At age 16, Michael Seaton has graduated from D.C. United’s academy and become a first-team player with a homegrown pro contract.
So now what?
Seaton will withdraw from Central High School, where he is a junior, and work with a homeschooling tutor arranged by United (most likely the same one who taught Bobby Convey and Santino Quaranta when they signed with United at that age). Under the arrangement, Seaton will be able to train with the full squad each morning and study in the afternoon.
He is scheduled to report to training camp later this week and accompany the team to both Bradenton, Fla., next week and Orlando next month.
“He matured last year, made real strides and rose to the challenges,” General Manager Dave Kasper said in a telephone interview. “It’s now time for a pro environment.”
Once the season starts, Seaton will practice each day and play in reserve matches. “We’ll take it slowly with him,” Kasper said, “but at some point, we ‘ll want to get him more than reserve games.”
Short-term loans to the lower-division clubs are possible, Kasper said, but because of Seaton’s age, he will not go on a season-long stay like Conor Shanosky, 21, did last year with the NASL’s Fort Lauderdale Strikers. He could also continue playing academy matches.
“When I was with the U-15s, I always told my parents I’m going pro when I turn 16,” he said. “My mom is pretty serious, but she was emotional when it finally happened. It was exciting for the whole family.”
His mother had emigrated from Jamaica without him, seeking a brighter future for the family before bringing him. “And then one day [in Jamaica] I was lying in bed and I heard her coming into the house,” he said. Before long, “she was taking me to America.”
Seaton lives in Capitol Heights, Md., with his mother, stepfather and 5-year-old brother. He has played for the Freestate Soccer Alliance, a youth program based in Bowie, and United’s academy.
Central High is best known for basketball, so when he told classmates and friends he was going to leave school to concentrate on soccer, “they didn’t get too excited; all they know about it is kicking a ball. But when I said I am going to be a professional, they gave me a different look!”
Although Seaton is 6 feet and 180 pounds, good size for a 16-year-old, “I was looking at Brandon McDonald,” he said of United’s muscle-packed center back, “and I know I’ve got some work to do.”
Seaton, who has dual citizenship, is a member of Jamaica’s under-17 national set-up and slated to join the squad ahead of CONCACAF’s final round of qualifying for the U-17 World Cup April 6-19 in Panama.

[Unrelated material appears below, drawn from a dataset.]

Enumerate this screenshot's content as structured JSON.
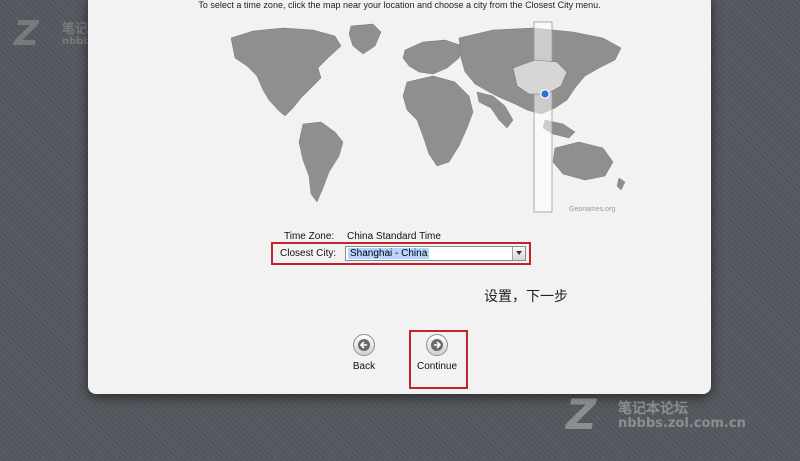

In the Caribbean qualifying stage last summer, he scored in each of Jamaica’s victories: against Bermuda (5-0) and Antigua & Barbuda (4-0).

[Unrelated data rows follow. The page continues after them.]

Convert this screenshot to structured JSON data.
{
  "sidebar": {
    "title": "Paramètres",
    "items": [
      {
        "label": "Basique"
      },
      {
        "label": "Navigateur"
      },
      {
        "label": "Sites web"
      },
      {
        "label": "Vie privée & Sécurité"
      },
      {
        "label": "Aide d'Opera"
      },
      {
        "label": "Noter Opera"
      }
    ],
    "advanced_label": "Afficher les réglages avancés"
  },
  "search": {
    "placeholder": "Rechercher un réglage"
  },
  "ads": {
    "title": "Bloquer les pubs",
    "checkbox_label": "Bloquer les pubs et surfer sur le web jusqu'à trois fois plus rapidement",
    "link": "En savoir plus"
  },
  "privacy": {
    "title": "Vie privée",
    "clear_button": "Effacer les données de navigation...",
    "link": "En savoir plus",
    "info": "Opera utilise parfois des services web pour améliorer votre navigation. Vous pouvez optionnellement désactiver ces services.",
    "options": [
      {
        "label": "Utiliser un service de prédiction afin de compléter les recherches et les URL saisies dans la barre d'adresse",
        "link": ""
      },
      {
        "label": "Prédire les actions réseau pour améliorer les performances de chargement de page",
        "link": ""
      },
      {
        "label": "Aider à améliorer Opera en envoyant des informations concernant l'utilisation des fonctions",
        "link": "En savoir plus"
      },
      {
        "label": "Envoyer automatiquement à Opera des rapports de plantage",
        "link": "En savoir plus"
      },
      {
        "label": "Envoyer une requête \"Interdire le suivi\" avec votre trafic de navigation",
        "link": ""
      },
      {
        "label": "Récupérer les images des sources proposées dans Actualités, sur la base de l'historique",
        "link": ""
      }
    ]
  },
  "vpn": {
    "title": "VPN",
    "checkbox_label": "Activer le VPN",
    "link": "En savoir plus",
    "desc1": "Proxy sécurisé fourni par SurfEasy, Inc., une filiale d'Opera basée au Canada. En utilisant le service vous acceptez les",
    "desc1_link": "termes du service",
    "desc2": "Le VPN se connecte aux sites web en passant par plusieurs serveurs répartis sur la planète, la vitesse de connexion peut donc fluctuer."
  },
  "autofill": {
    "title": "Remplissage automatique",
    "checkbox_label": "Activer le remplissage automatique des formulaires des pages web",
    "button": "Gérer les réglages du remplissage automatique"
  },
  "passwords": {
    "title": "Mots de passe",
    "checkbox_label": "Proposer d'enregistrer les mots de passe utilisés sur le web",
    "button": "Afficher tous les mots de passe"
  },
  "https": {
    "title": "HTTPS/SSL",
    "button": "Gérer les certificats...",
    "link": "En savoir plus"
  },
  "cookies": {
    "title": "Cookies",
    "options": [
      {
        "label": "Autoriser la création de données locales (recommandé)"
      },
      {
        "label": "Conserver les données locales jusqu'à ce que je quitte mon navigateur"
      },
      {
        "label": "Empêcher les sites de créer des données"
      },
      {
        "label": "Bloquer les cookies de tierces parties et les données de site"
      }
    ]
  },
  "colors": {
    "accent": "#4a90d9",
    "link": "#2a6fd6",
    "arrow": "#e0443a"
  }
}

“Jamaica will always be in my heart,” he said. “I came here for the opportunity, but I love Jamaica.”
With Seaton and other pro prospects on display at the CONCACAF tournament, United clearly did not want to risk losing him to a Central American or Caribbean club.
Seaton’s favorite players? A pair of Premier League-based forwards with rocky reputations:

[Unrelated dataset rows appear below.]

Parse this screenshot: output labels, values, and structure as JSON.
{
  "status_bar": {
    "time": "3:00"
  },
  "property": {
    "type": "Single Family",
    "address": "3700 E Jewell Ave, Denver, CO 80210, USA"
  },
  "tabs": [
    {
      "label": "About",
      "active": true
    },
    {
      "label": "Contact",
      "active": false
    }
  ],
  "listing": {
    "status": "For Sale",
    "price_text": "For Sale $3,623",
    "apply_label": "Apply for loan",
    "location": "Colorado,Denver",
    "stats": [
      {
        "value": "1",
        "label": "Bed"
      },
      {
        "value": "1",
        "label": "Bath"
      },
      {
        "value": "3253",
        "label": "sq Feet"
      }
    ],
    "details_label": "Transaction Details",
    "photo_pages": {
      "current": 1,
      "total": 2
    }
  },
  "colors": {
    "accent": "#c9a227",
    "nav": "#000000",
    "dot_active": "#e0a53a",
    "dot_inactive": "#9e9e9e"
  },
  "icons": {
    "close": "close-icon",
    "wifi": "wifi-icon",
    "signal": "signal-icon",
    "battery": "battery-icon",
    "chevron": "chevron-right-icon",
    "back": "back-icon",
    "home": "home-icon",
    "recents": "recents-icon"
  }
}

Manchester City’s Mario Balotelli — “Not how he acts,” he said, laughing, “but how he performs” — and Liverpool’s Luis Suarez because “he is so neat with the ball and keeps it simple.”